Set down every entry again word for word, please, but skip the pictures.

[Stored items from a collection]
----
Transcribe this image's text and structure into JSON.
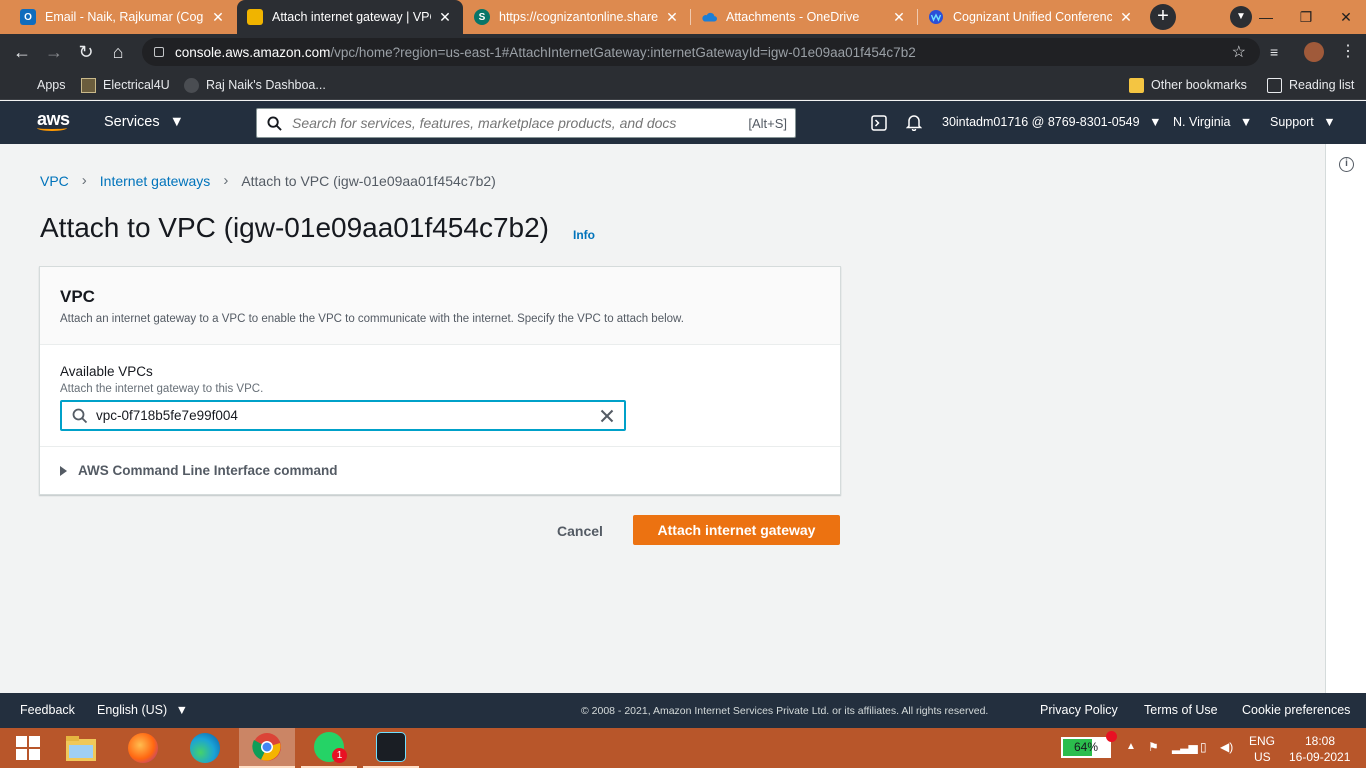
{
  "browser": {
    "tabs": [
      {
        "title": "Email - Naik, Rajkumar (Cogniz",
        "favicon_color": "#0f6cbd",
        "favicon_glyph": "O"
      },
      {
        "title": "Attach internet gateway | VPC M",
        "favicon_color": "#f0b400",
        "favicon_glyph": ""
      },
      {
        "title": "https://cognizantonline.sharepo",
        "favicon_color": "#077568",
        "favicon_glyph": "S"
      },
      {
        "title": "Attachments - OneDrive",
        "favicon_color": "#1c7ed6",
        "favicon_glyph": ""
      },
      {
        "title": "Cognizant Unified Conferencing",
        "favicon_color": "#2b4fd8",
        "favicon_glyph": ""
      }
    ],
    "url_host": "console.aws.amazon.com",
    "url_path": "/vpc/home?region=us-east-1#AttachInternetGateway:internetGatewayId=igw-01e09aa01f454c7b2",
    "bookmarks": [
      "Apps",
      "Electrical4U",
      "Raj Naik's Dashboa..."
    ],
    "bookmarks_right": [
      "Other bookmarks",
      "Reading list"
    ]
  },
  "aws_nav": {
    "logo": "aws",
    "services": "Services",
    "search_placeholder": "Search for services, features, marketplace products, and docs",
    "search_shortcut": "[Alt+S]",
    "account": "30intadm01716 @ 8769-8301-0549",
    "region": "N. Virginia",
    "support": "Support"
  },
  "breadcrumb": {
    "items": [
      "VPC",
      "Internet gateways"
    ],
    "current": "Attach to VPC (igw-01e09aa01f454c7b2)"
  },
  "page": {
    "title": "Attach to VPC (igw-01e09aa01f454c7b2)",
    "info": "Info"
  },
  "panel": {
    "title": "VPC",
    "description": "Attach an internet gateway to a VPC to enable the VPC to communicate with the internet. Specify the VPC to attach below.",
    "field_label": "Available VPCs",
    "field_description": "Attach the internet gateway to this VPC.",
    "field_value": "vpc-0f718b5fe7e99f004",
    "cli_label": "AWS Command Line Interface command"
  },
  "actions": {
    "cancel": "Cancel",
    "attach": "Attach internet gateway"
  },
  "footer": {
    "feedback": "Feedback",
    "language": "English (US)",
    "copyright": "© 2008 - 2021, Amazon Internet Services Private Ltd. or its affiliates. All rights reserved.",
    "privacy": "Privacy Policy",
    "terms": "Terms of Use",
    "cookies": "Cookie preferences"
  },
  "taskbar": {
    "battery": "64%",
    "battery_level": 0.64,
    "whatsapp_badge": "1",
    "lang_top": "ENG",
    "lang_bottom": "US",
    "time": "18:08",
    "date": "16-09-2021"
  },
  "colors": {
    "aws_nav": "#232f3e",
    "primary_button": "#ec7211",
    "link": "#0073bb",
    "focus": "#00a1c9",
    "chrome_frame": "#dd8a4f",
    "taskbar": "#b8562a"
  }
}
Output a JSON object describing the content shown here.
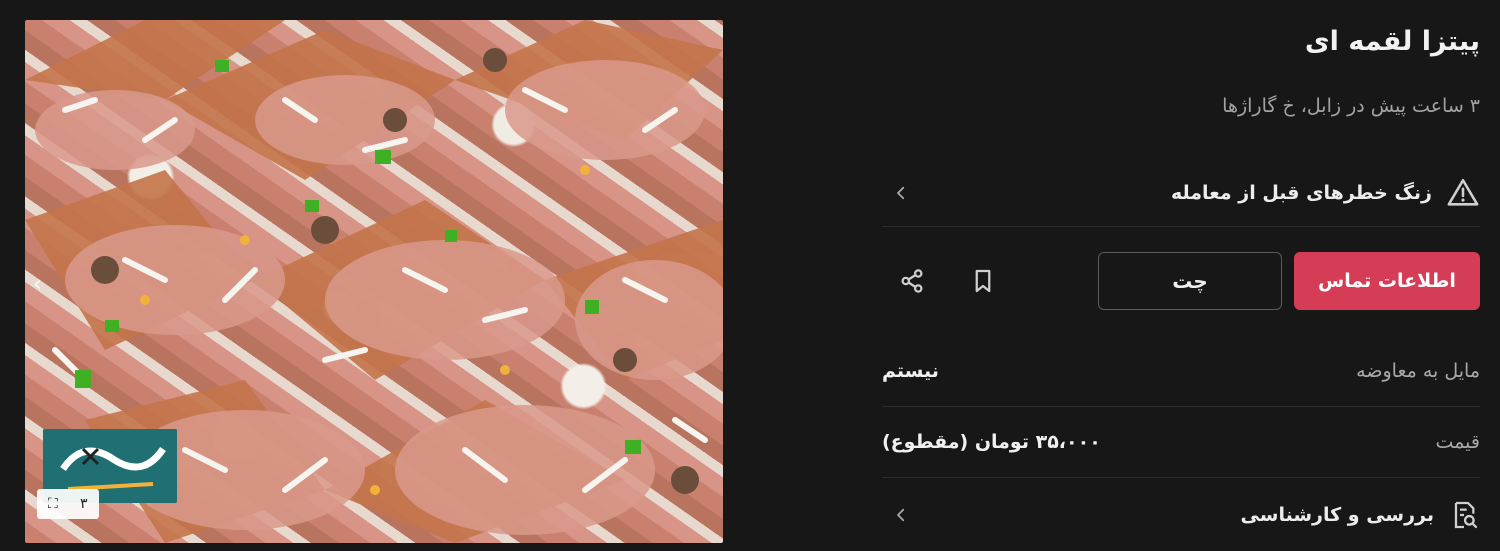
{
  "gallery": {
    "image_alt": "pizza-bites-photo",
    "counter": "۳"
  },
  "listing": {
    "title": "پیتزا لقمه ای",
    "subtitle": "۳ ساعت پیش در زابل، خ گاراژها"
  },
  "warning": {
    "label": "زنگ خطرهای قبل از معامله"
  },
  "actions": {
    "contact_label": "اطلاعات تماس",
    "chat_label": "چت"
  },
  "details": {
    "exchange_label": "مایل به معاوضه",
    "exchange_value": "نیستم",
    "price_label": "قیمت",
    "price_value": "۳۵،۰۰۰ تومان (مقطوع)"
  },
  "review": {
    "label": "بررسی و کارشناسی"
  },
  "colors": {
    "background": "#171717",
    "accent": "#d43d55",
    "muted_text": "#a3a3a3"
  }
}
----
Response to this task —
Transcribe this image's text and structure into JSON.
{
  "browser": {
    "tabs": [
      {
        "title": "Email - Naik, Rajkumar (Cogniz",
        "favicon_color": "#0f6cbd",
        "favicon_glyph": "O"
      },
      {
        "title": "Attach internet gateway | VPC M",
        "favicon_color": "#f0b400",
        "favicon_glyph": ""
      },
      {
        "title": "https://cognizantonline.sharepo",
        "favicon_color": "#077568",
        "favicon_glyph": "S"
      },
      {
        "title": "Attachments - OneDrive",
        "favicon_color": "#1c7ed6",
        "favicon_glyph": ""
      },
      {
        "title": "Cognizant Unified Conferencing",
        "favicon_color": "#2b4fd8",
        "favicon_glyph": ""
      }
    ],
    "url_host": "console.aws.amazon.com",
    "url_path": "/vpc/home?region=us-east-1#AttachInternetGateway:internetGatewayId=igw-01e09aa01f454c7b2",
    "bookmarks": [
      "Apps",
      "Electrical4U",
      "Raj Naik's Dashboa..."
    ],
    "bookmarks_right": [
      "Other bookmarks",
      "Reading list"
    ]
  },
  "aws_nav": {
    "logo": "aws",
    "services": "Services",
    "search_placeholder": "Search for services, features, marketplace products, and docs",
    "search_shortcut": "[Alt+S]",
    "account": "30intadm01716 @ 8769-8301-0549",
    "region": "N. Virginia",
    "support": "Support"
  },
  "breadcrumb": {
    "items": [
      "VPC",
      "Internet gateways"
    ],
    "current": "Attach to VPC (igw-01e09aa01f454c7b2)"
  },
  "page": {
    "title": "Attach to VPC (igw-01e09aa01f454c7b2)",
    "info": "Info"
  },
  "panel": {
    "title": "VPC",
    "description": "Attach an internet gateway to a VPC to enable the VPC to communicate with the internet. Specify the VPC to attach below.",
    "field_label": "Available VPCs",
    "field_description": "Attach the internet gateway to this VPC.",
    "field_value": "vpc-0f718b5fe7e99f004",
    "cli_label": "AWS Command Line Interface command"
  },
  "actions": {
    "cancel": "Cancel",
    "attach": "Attach internet gateway"
  },
  "footer": {
    "feedback": "Feedback",
    "language": "English (US)",
    "copyright": "© 2008 - 2021, Amazon Internet Services Private Ltd. or its affiliates. All rights reserved.",
    "privacy": "Privacy Policy",
    "terms": "Terms of Use",
    "cookies": "Cookie preferences"
  },
  "taskbar": {
    "battery": "64%",
    "battery_level": 0.64,
    "whatsapp_badge": "1",
    "lang_top": "ENG",
    "lang_bottom": "US",
    "time": "18:08",
    "date": "16-09-2021"
  },
  "colors": {
    "aws_nav": "#232f3e",
    "primary_button": "#ec7211",
    "link": "#0073bb",
    "focus": "#00a1c9",
    "chrome_frame": "#dd8a4f",
    "taskbar": "#b8562a"
  }
}
Output a JSON object describing the content shown here.
{
  "gallery": {
    "image_alt": "pizza-bites-photo",
    "counter": "۳"
  },
  "listing": {
    "title": "پیتزا لقمه ای",
    "subtitle": "۳ ساعت پیش در زابل، خ گاراژها"
  },
  "warning": {
    "label": "زنگ خطرهای قبل از معامله"
  },
  "actions": {
    "contact_label": "اطلاعات تماس",
    "chat_label": "چت"
  },
  "details": {
    "exchange_label": "مایل به معاوضه",
    "exchange_value": "نیستم",
    "price_label": "قیمت",
    "price_value": "۳۵،۰۰۰ تومان (مقطوع)"
  },
  "review": {
    "label": "بررسی و کارشناسی"
  },
  "colors": {
    "background": "#171717",
    "accent": "#d43d55",
    "muted_text": "#a3a3a3"
  }
}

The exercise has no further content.